  • So is it wrong to get excited about promising new methods or practices?  Absolutely not!  They may very well be God’s good gifts to us to enable us to do his work in the power of the Holy Spirit.
  • Is it wrong to evaluate methods and practices on the basis of their capacity to be reproduced by the people we are trying to reach?  Absolutely not!  The desire to use reproducible methods springs from a desire that the power of God be glorified.  When God chooses to use a world-class hospital, it can be tempting to say that it was the hospital that brought about the conversions, but when God uses simple, reproducible practices, it is usually more apparent that it is his power that produced the fruit.
  • Is it wrong to use non-reproducible methods?  Not if we receive specific instructions from “the Head” to do so.  I would not stand in the way of any Christian worker or organization who is following what they believe to the clear leading of the Holy Spirit.  The trick is to make sure that we are hearing from him and not depending on fleshly resources to do spiritual work.

Zechariah 4:6

Not by might, nor by power, but by my Spirit, says the Lord of hosts.


The folly of repressing religious freedom

What follows is a line of logic that may come in useful some day if you are challenged as to why it is not wrong to “proselytize.”  

What is behind the prohibition of sharing one’s religious beliefs with another?  If you were to ask someone who holds this position that “proselytism” should be prohibited, I can only think of two different ways that they could logically respond.  1) “Your religious belief is invalid, wrong, misguided, inaccurate (use whatever word you want) therefore it is unethical for you to share it with others since you are leading them astray.  They must be protected from your wrong belief.”  The other possibility would be, 2)  “All religious beliefs are valid and therefore it is unethical of you to try to destroy another person’s valid belief system through the imposition of your belief system.

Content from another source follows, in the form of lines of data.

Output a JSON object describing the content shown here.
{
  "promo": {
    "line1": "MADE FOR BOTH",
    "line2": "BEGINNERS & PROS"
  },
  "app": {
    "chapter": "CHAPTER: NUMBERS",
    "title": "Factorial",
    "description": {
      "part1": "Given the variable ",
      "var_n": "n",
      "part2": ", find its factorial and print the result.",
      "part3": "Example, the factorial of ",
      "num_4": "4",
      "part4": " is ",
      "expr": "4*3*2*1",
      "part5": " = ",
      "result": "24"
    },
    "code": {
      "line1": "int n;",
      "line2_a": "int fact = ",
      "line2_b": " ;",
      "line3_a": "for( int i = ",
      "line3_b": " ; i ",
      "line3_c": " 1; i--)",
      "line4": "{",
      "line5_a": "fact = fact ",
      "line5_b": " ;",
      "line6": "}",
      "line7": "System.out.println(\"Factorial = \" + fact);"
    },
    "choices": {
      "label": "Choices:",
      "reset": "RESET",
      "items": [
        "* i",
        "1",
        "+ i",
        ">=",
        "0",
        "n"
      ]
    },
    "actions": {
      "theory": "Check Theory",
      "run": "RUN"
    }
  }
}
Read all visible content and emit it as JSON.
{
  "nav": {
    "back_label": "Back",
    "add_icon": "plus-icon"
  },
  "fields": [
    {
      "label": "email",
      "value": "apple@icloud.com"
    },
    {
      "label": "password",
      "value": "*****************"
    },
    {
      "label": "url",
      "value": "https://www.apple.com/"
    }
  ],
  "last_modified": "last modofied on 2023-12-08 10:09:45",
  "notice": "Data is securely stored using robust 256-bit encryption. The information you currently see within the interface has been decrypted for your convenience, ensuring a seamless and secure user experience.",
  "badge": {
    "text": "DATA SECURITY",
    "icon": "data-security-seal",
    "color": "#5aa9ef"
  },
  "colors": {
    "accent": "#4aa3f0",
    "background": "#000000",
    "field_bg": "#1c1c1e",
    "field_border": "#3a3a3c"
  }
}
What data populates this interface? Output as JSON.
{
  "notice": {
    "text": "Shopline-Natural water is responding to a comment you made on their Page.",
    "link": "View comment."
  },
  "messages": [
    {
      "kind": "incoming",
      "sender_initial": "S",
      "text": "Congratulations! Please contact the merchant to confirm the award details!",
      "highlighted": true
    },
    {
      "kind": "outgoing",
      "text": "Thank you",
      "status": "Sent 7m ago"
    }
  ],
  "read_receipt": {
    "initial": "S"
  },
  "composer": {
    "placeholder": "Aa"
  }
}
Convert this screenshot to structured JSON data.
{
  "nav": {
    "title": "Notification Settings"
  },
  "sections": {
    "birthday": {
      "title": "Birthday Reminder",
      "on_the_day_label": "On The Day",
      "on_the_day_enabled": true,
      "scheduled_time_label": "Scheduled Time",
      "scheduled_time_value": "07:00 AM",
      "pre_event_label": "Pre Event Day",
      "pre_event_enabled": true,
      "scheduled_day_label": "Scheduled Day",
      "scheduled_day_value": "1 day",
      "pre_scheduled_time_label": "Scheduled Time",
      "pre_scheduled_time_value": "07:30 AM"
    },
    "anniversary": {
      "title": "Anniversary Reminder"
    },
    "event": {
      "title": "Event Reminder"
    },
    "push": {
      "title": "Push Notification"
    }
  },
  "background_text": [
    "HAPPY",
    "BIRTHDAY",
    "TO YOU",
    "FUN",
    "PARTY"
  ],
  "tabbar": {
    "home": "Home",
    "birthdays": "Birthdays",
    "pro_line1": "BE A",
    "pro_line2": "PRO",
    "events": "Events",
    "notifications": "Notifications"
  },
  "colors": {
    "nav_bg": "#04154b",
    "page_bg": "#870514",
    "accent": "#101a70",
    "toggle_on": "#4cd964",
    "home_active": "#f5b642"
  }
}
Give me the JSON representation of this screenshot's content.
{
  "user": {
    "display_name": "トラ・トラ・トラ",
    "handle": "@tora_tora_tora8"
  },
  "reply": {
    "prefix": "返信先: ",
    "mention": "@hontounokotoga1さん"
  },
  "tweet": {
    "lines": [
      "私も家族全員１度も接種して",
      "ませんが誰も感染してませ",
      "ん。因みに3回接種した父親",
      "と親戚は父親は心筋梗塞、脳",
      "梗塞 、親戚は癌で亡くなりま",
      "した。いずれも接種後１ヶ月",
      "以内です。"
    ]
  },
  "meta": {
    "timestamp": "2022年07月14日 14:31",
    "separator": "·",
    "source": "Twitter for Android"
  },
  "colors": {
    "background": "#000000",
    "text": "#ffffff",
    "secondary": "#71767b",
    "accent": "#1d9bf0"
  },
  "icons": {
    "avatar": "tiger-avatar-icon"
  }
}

The answer to the first objection is as follows:  If you see my religious beliefs as wrong and yours as right, then you have an ethical obligation to convince me and others of your beliefs.  Ethically, you MUST try to proselytize me.  If you are going to hold to a position that not all religious beliefs are valid, but some are, or maybe even only one is, then you must admit the ethical necessity of each religious system being allowed to present its claims.  Freedom to “proselytize” is demanded by the position that there is only one or even a few belief systems that are valid.

Unrelated to this line of logic, but also a valid response to the first objection is the idea that what is true will ultimately prevail.  This is Gamaliel’s argument in the book of Acts.  “If this teaching is not of God, it will fail anyway, so let them “proselytize”.  If it IS of God, then you will only find yourselves resisting God.”

In my thinking, the reponse to the second objection is even easier and much more obvious.  If all religious beliefs are valid, then there should be absolutely no ethical objection to allowing each individual to choose whatever valid religious belief he so chooses.  Obviously this would not include a coerced change of beliefs, but although often accused of coercion, no truly Christian evangelism even comes close to this.

I realize that pure logic will never lead to religious freedom to share one’s religious beliefs because there is an active spiritual resistance to God’s rule behind all prohibitions of religious freedom, but the above arguments might be useful at some point.